The by-elections, which were held across three districts of Srinagar, Budgam and Ganderbal, were hit by widespread violence after thousands of protesters shouted slogans against Indian rule and charged into voting booths, the officials said.

Separatist leaders had called for a boycott of the elections, which took place after a politician resigned over what he described as the "anti-people" agenda of the Indian government.

The state's Chief Electoral Officer, Shantmanu, said: "Violent protests happened at many places in Budgam. Protesters damaged and snatched EVMs (electronic voting machines) at some places."

"It was not a good day for all of us."

He added that over 200 cases of violent protests were reported in the poll-bound areas, and only 80,000 voters came to cast their vote out of 1.26 million registered.

The state has witnessed heightened tension after the death of Burhan Wani, a commander of the terror outfit Hizbul Mujahideen, who killed by police on 8 July.

Lack of political initiative following the unrest has been attributed to low turnout during the by-elections.

"I don't know what will happen with our vote. Our MLA [member of legislative assembly] cannot do anything, what will the MP do now," sai Ghulam Ahmad Thokar, of Bogur village in Budgam.

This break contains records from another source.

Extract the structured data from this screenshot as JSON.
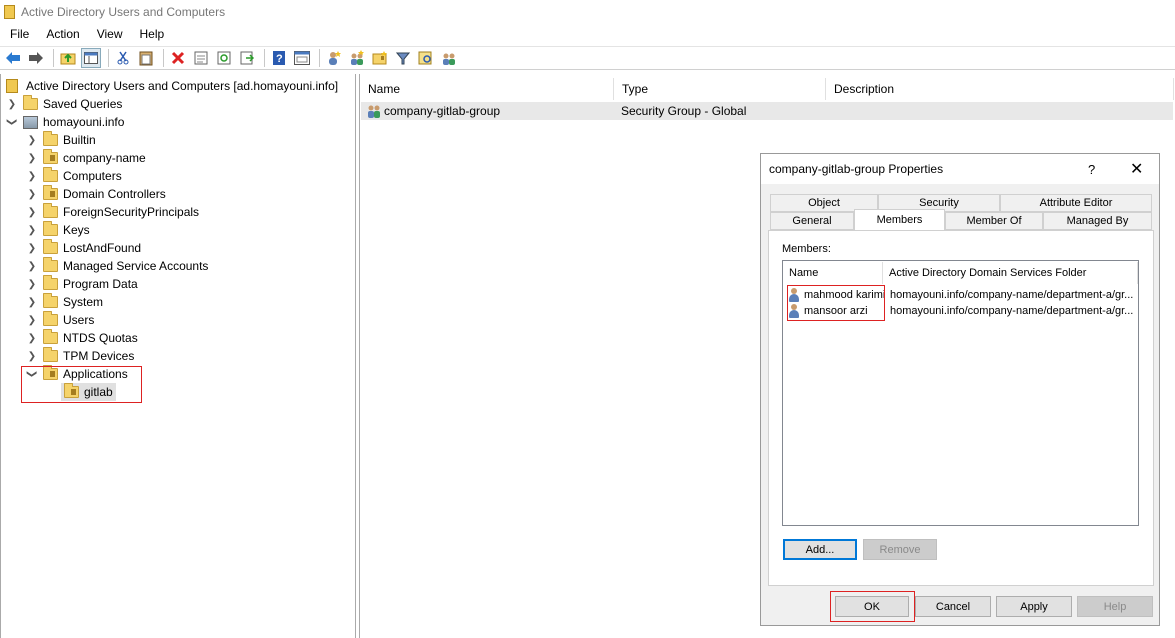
{
  "window": {
    "title": "Active Directory Users and Computers"
  },
  "menu": [
    "File",
    "Action",
    "View",
    "Help"
  ],
  "toolbar_icons": [
    "back-arrow-icon",
    "forward-arrow-icon",
    "up-folder-icon",
    "show-console-tree-icon",
    "cut-icon",
    "paste-icon",
    "delete-icon",
    "properties-icon",
    "refresh-icon",
    "export-list-icon",
    "help-icon",
    "console-icon",
    "new-user-icon",
    "new-group-icon",
    "new-ou-icon",
    "filter-icon",
    "find-icon",
    "add-to-group-icon"
  ],
  "tree": {
    "root": "Active Directory Users and Computers [ad.homayouni.info]",
    "saved_queries": "Saved Queries",
    "domain": "homayouni.info",
    "children": [
      "Builtin",
      "company-name",
      "Computers",
      "Domain Controllers",
      "ForeignSecurityPrincipals",
      "Keys",
      "LostAndFound",
      "Managed Service Accounts",
      "Program Data",
      "System",
      "Users",
      "NTDS Quotas",
      "TPM Devices",
      "Applications"
    ],
    "applications_child": "gitlab"
  },
  "list": {
    "columns": [
      "Name",
      "Type",
      "Description"
    ],
    "rows": [
      {
        "name": "company-gitlab-group",
        "type": "Security Group - Global",
        "description": ""
      }
    ]
  },
  "dialog": {
    "title": "company-gitlab-group Properties",
    "help": "?",
    "close": "✕",
    "tabs_row1": [
      "Object",
      "Security",
      "Attribute Editor"
    ],
    "tabs_row2": [
      "General",
      "Members",
      "Member Of",
      "Managed By"
    ],
    "members_label": "Members:",
    "columns": [
      "Name",
      "Active Directory Domain Services Folder"
    ],
    "members": [
      {
        "name": "mahmood karimi",
        "folder": "homayouni.info/company-name/department-a/gr..."
      },
      {
        "name": "mansoor arzi",
        "folder": "homayouni.info/company-name/department-a/gr..."
      }
    ],
    "buttons": {
      "add": "Add...",
      "remove": "Remove",
      "ok": "OK",
      "cancel": "Cancel",
      "apply": "Apply",
      "help": "Help"
    }
  },
  "colors": {
    "highlight": "#d22222",
    "selection": "#e8e8e8",
    "focus": "#0078d7"
  }
}
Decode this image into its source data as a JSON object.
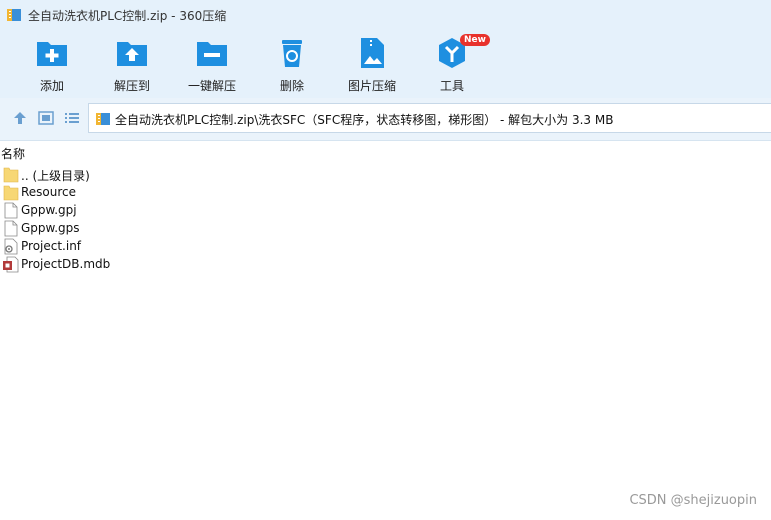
{
  "window": {
    "title": "全自动洗衣机PLC控制.zip - 360压缩"
  },
  "toolbar": {
    "buttons": [
      {
        "label": "添加",
        "icon": "add-folder-icon"
      },
      {
        "label": "解压到",
        "icon": "extract-folder-icon"
      },
      {
        "label": "一键解压",
        "icon": "one-click-extract-icon"
      },
      {
        "label": "删除",
        "icon": "delete-bin-icon"
      },
      {
        "label": "图片压缩",
        "icon": "image-compress-icon"
      },
      {
        "label": "工具",
        "icon": "tools-cube-icon",
        "badge": "New"
      }
    ]
  },
  "address": {
    "path": "全自动洗衣机PLC控制.zip\\洗衣SFC（SFC程序，状态转移图，梯形图） - 解包大小为 3.3 MB"
  },
  "list": {
    "column_name": "名称",
    "files": [
      {
        "name": ".. (上级目录)",
        "type": "folder"
      },
      {
        "name": "Resource",
        "type": "folder"
      },
      {
        "name": "Gppw.gpj",
        "type": "file"
      },
      {
        "name": "Gppw.gps",
        "type": "file"
      },
      {
        "name": "Project.inf",
        "type": "config"
      },
      {
        "name": "ProjectDB.mdb",
        "type": "database"
      }
    ]
  },
  "watermark": "CSDN @shejizuopin",
  "colors": {
    "accent": "#1e8fe0",
    "toolbar_bg": "#e5f1fb",
    "badge": "#e8322c",
    "folder": "#f7d774"
  }
}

Kashmir by-elections
Kashmiri demonstrators (C) throw stones towards Indian policemen during a protest against by-polls in Srinagar on 9 April 2017 REUTERS/Danish Ismail

Jammu and Kashmir Chief Minister Mehbooba Mufti condemned Sunday's violence. "Peaceful means and not violence are the only way ahead for getting the state out of the present difficulties," she said.

Meanwhile, the separatist Hurriyat leadership, under Syed Ali Geelani, Mirwaiz Umer Farooq, and Yasin Malik, has urged people to boycott voting in the South Kashmir, which is set to go for polls on 12 April.

The separatists have also called for a complete two-day shutdown on 10 and 11 April, saying the government was "continuing the pogrom of Muslims".

The rebels in Kashmir have, for decades, demanded either independence or a union with Pakistan.